Two embalming workshops dedicated to humans and animals have been discovered on Saturday at the Saqqara Necropolis, Greater Cairo, in a discovery unlikely to be the last at the site, the Egyptian Minister of Tourism and Antiquities Ahmed Issa, told reporters.
The mission was carried out under the leadership of the Secretary-General of the Supreme Council of Antiquities, Moustafa Waziri.
Two tombs, one belonging to the Old Kingdom and the second belonging to the New Kingdom, were unearthed as well, along with a collection of artefacts.
According to Waziri, the embalming workshops date back to the 30th Dynasty (380–343 BC) and the Ptolemaic period (305–30 BC).
The human embalming workshop is a rectangular building that includes various rooms with stone beds used in the mummification process.
The second embalming workshop was built with mud walls and stone floors and includes multiple rooms where a number of animal burials and clay pots were discovered.
“According to initial studies, it is believed that this particular workshop was used for the mummification of sacred animals,” said Waziri.

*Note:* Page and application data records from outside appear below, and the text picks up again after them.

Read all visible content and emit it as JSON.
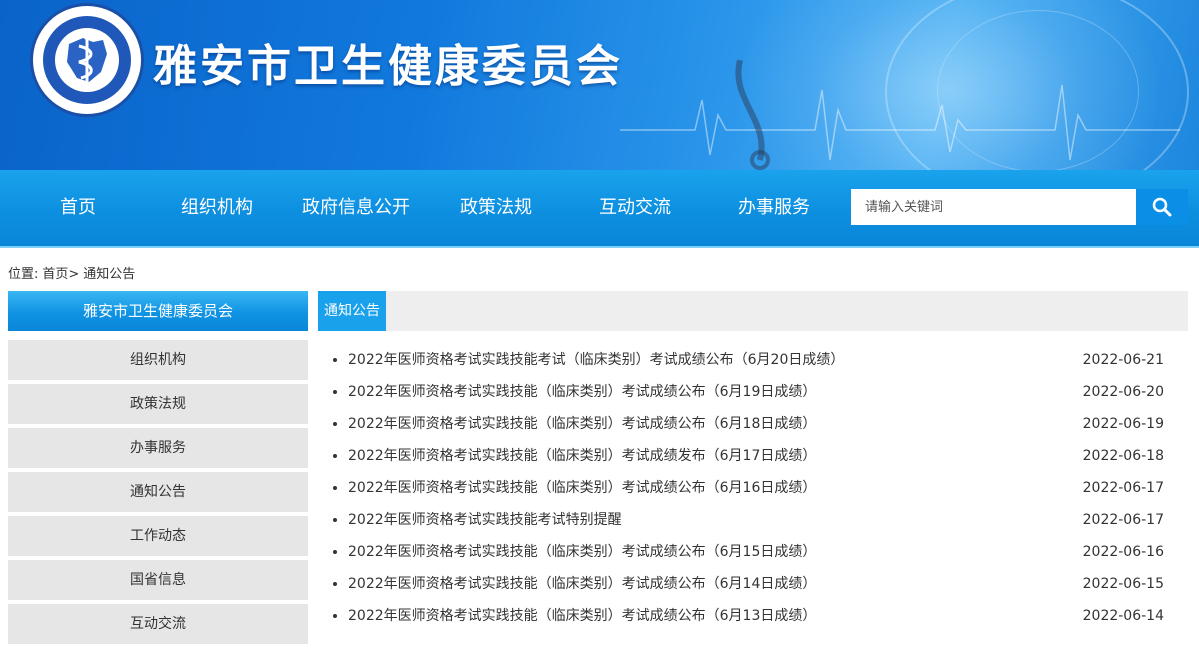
{
  "header": {
    "logo_name": "yaan-health-commission-emblem",
    "title": "雅安市卫生健康委员会"
  },
  "nav": {
    "items": [
      {
        "label": "首页"
      },
      {
        "label": "组织机构"
      },
      {
        "label": "政府信息公开"
      },
      {
        "label": "政策法规"
      },
      {
        "label": "互动交流"
      },
      {
        "label": "办事服务"
      }
    ],
    "search": {
      "placeholder": "请输入关键词",
      "button_icon": "search-icon"
    }
  },
  "breadcrumb": {
    "prefix": "位置:",
    "home": "首页>",
    "current": "通知公告"
  },
  "sidebar": {
    "title": "雅安市卫生健康委员会",
    "items": [
      {
        "label": "组织机构"
      },
      {
        "label": "政策法规"
      },
      {
        "label": "办事服务"
      },
      {
        "label": "通知公告"
      },
      {
        "label": "工作动态"
      },
      {
        "label": "国省信息"
      },
      {
        "label": "互动交流"
      }
    ]
  },
  "main": {
    "section_title": "通知公告",
    "news": [
      {
        "title": "2022年医师资格考试实践技能考试（临床类别）考试成绩公布（6月20日成绩）",
        "date": "2022-06-21"
      },
      {
        "title": "2022年医师资格考试实践技能（临床类别）考试成绩公布（6月19日成绩）",
        "date": "2022-06-20"
      },
      {
        "title": "2022年医师资格考试实践技能（临床类别）考试成绩公布（6月18日成绩）",
        "date": "2022-06-19"
      },
      {
        "title": "2022年医师资格考试实践技能（临床类别）考试成绩发布（6月17日成绩）",
        "date": "2022-06-18"
      },
      {
        "title": "2022年医师资格考试实践技能（临床类别）考试成绩公布（6月16日成绩）",
        "date": "2022-06-17"
      },
      {
        "title": "2022年医师资格考试实践技能考试特别提醒",
        "date": "2022-06-17"
      },
      {
        "title": "2022年医师资格考试实践技能（临床类别）考试成绩公布（6月15日成绩）",
        "date": "2022-06-16"
      },
      {
        "title": "2022年医师资格考试实践技能（临床类别）考试成绩公布（6月14日成绩）",
        "date": "2022-06-15"
      },
      {
        "title": "2022年医师资格考试实践技能（临床类别）考试成绩公布（6月13日成绩）",
        "date": "2022-06-14"
      }
    ]
  },
  "colors": {
    "banner": "#1179dd",
    "nav": "#0d8fe0",
    "accent": "#1aa1eb",
    "sidebar_item_bg": "#e6e6e6"
  }
}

“I assure you that Egypt, especially the archaeological site of Saqqara, has not yet revealed all its secrets, and there are many more to come,” Issa added.